Tips for Helping Your Loved Ones Use Video Calling
There are many reasons you might not be able to see your aging loved ones as often as you’d like. The good news is that video calling is an alternative way to stay connected, and many aging adults can learn to use video calling features. FaceTime, Skype, and Zoom are particularly intuitive services and apps for all ages. However, some aging adults are hesitant to use such technology. Learn more about how video calling is beneficial, which services are the best and how to make loved ones comfortable with using them.
The Benefit of Connecting Through Video Calls
While making a standard phone call is still the most common way that people check in with each other, video calling is becoming more popular, especially amid the coronavirus pandemic in 2020. The benefit of changing how you talk to your loved ones is making a deeper connection because you can physically see how they’re doing.
Video calls give you and them the opportunity to visually share recent projects. Seeing facial expressions during a conversation also makes a world of difference. On top of that, video calling can become a daily resource for social activities, special events, and even emergencies.
Best Programs and Apps for Video Calls
There are several video calling apps and services for smart devices. The most user-friendly ones for aging adults are FaceTime, Skype, and Zoom. In general, FaceTime is the preferred service to use if your loved ones have iPhones or iPads. The app is already installed and works very similar to answering a standard phone call.
However, whoever your loved ones call via FaceTime must also have Apple devices and use that service. If that’s not the case, installing Skype or Zoom is a solid alternative. Skype is a universal program that allows for standard calling, messaging and video calling. Aging adults can use it to connect with anyone in their contacts.
Although Zoom was created for businesses, setting up an account is free. Additionally, it’s the ideal service if your loved ones want to make video calls with multiple people at the same time.
How to Help Aging Adults Use Video Calling
Aging adults are often apprehensive about video calling simply because they feel intimidated to try something with which they’re unfamiliar. Some of them worry about not being able to use the technology correctly or making themselves a target for predators.

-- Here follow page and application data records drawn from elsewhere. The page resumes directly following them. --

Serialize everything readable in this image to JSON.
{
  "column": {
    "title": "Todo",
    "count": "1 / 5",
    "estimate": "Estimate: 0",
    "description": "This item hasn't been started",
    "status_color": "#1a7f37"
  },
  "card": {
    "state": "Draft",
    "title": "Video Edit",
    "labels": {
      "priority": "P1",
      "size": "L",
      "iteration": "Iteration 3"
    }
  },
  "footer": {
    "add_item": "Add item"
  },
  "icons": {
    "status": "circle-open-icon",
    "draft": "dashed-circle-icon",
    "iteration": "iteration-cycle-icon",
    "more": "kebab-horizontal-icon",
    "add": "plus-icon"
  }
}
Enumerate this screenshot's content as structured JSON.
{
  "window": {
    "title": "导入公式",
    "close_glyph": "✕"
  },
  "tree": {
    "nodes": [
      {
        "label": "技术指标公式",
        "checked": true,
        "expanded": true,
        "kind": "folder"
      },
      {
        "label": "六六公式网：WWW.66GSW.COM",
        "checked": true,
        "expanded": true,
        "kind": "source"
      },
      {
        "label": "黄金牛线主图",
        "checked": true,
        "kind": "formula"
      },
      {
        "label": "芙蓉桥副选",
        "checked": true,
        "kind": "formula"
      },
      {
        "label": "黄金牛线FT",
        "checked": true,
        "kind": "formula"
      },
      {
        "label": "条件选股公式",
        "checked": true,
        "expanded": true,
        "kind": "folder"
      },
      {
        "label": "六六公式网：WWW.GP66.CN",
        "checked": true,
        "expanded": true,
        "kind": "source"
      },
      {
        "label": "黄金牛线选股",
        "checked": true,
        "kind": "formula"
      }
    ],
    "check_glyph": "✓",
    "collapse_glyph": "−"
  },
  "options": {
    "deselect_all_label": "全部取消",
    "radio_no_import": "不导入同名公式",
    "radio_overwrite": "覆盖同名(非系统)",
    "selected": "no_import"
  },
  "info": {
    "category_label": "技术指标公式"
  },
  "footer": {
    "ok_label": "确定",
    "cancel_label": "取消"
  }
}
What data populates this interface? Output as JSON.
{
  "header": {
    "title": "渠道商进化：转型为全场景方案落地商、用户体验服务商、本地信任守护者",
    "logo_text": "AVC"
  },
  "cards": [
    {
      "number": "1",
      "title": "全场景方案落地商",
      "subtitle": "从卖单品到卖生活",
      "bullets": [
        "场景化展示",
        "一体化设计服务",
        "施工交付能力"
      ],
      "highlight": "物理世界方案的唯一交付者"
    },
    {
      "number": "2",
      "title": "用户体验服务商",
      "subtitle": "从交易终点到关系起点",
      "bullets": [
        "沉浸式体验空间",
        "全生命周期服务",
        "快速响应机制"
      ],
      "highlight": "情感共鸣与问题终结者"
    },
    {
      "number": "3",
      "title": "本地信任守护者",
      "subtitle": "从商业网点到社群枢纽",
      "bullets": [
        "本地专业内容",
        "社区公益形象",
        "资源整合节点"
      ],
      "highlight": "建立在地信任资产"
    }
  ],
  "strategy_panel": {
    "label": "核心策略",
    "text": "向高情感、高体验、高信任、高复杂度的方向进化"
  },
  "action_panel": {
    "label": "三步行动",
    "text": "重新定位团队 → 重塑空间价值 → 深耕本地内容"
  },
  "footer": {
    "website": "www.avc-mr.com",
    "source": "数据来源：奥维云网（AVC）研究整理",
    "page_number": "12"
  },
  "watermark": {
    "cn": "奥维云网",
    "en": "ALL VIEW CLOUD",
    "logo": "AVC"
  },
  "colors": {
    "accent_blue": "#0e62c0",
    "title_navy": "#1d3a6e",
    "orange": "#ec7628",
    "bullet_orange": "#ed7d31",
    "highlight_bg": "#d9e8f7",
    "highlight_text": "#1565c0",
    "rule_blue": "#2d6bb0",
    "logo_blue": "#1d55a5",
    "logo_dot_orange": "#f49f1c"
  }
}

Fortunately, you can ease their fears by explaining how the technology works and walking them through the basics. Follow these steps, and keep in mind that it’s better to do this in person:
- Start by ensuring that they understand the basic functions of their smart devices.
- Install the most user-friendly service or app. If you’ve never used it before, get familiar with it beforehand.
- Provide instructions for how to make and answer a video call, and then practice doing both.
- If they struggle, clarify your instructions in a calm and collected tone. Avoid sounding angry or frustrated because it could make them feel attacked and deter them from wanting to learn.
After they get used to making video calls, introduce other ways to use their smart devices to connect with family members and friends.
Ask a Caregiver for Assistance
If you are unable to assist in-person with setting up video calling for your loved one, a caregiver may be able to assist. Providing assistance with correspondence is one of the many ways a caregiver through Caring Home Care can assist your loved one.